One of the best parts of the service was that Chris Tomlin had just written (and is in the process of recording) a brand new song for his CD releasing in a few months. He said that it was the first time he had performed the song for an audience. (As Meagan pointed out, we got to attend the world premiere of the song, which was great!) I would post some lyrics but I'm pretty sure that could be copyright infringement, so just go buy his CD when it comes out!

The message of the song was based on a story in 2 Kings 6 that I never even really knew about before. But as a result of the Bible-reading-in-90-days challenge, I had actually just read the story last week and was already thinking about sharing it with my blog readers. After that church service, I definitely feel like I need to share it with you all!

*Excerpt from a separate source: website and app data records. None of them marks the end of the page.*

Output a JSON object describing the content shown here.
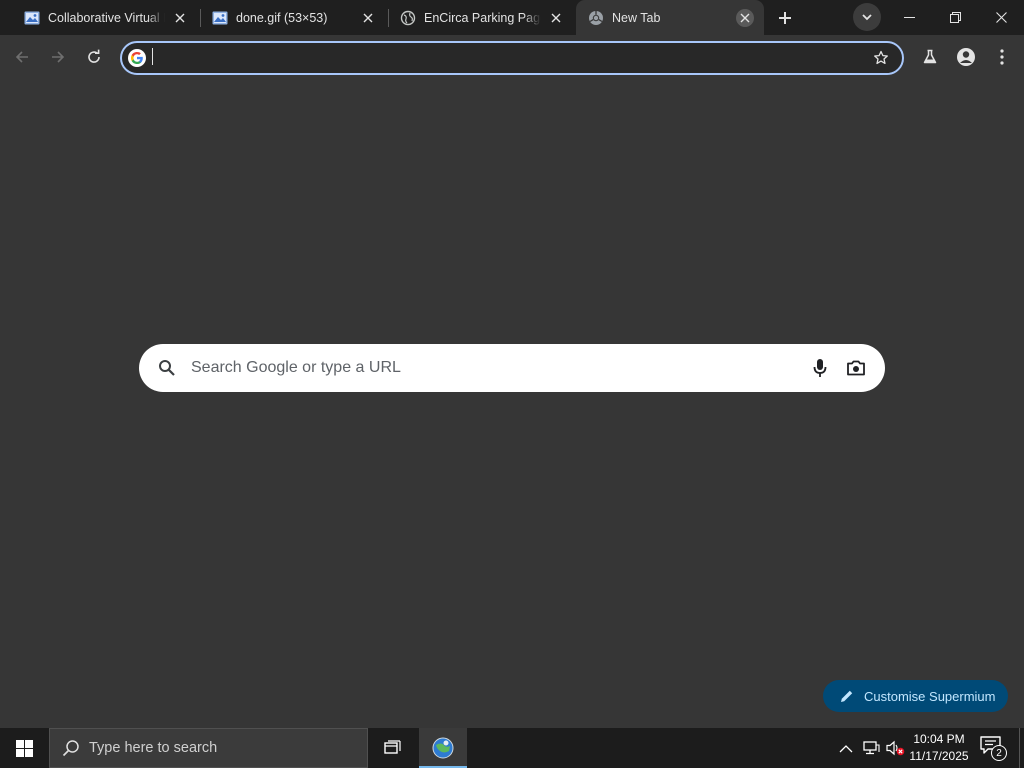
{
  "browser": {
    "tabs": [
      {
        "title": "Collaborative Virtual M",
        "favicon": "image-file-icon",
        "active": false
      },
      {
        "title": "done.gif (53×53)",
        "favicon": "image-file-icon",
        "active": false
      },
      {
        "title": "EnCirca Parking Page",
        "favicon": "globe-icon",
        "active": false
      },
      {
        "title": "New Tab",
        "favicon": "chromium-icon",
        "active": true
      }
    ],
    "omnibox": {
      "value": "",
      "placeholder": ""
    }
  },
  "ntp": {
    "search_placeholder": "Search Google or type a URL",
    "customise_label": "Customise Supermium"
  },
  "taskbar": {
    "search_placeholder": "Type here to search",
    "time": "10:04 PM",
    "date": "11/17/2025",
    "notification_count": "2"
  },
  "colors": {
    "accent": "#a8c7fa",
    "page_background": "#363636",
    "tabstrip_background": "#1f1f1f",
    "customise_button": "#004a77",
    "taskbar": "#1c1c1c"
  }
}
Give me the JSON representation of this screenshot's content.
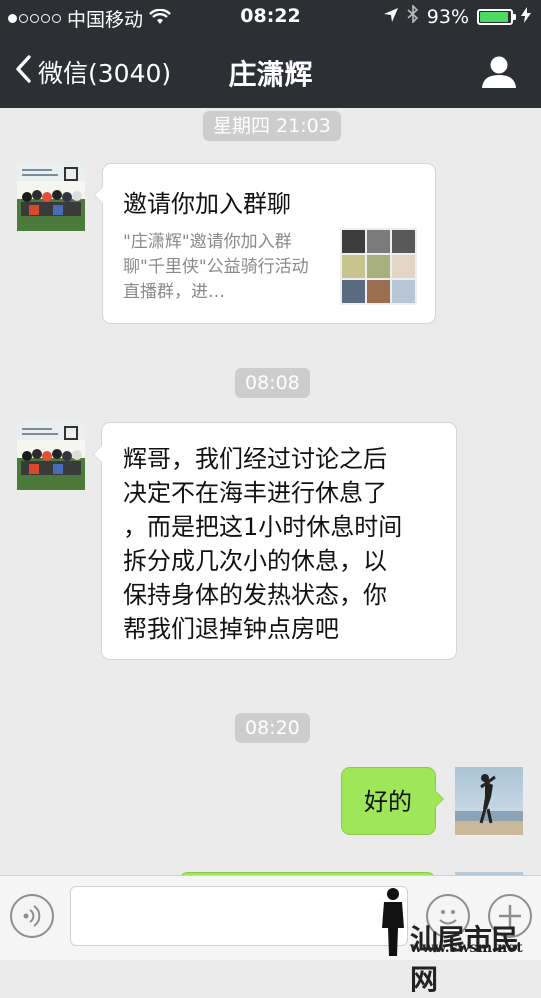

In this passage, the prophet Elisha is advising the king of Israel because Israel was at war with the king of Aram. The Arameans encamped around the city with a great army of horses and chariots. Elisha's servant was terrified when he saw the enemy armies, and he asked Elisha, "What are we going to do?" Elisha said, "Don't be afraid--those who are with us are more than those who are with them." Then Elisha prayed that the Lord would open the eyes of the servant so that he would be able to see. God answered his prayer, and the Lord opened the servant's eyes, and "he looked and saw the hills full of horses and chariots of fire all around Elisha." God had sent and stationed an unseen army around Elisha to protect his people. Even though at first the servant was too fearful to see them, they were still there to fight on behalf of God's people.

We don't always know how God will choose to protect us, watch over us, and carry us through the battles we face. I believe that God surrounds His people with forms of grace and power that they can't even see. Scripture tells us that God sends angels to encamp around us, and He surrounds us with songs of deliverance. Sometimes He may give us eyes to see the unseen, but even if not, this story reminds us that we have supernatural strength, grace, and power to face whatever we have to face. The power that is with us is greater than any power that can ever be against us!

God is for us and is by our side in ways we can't even fathom, and we will not be afraid.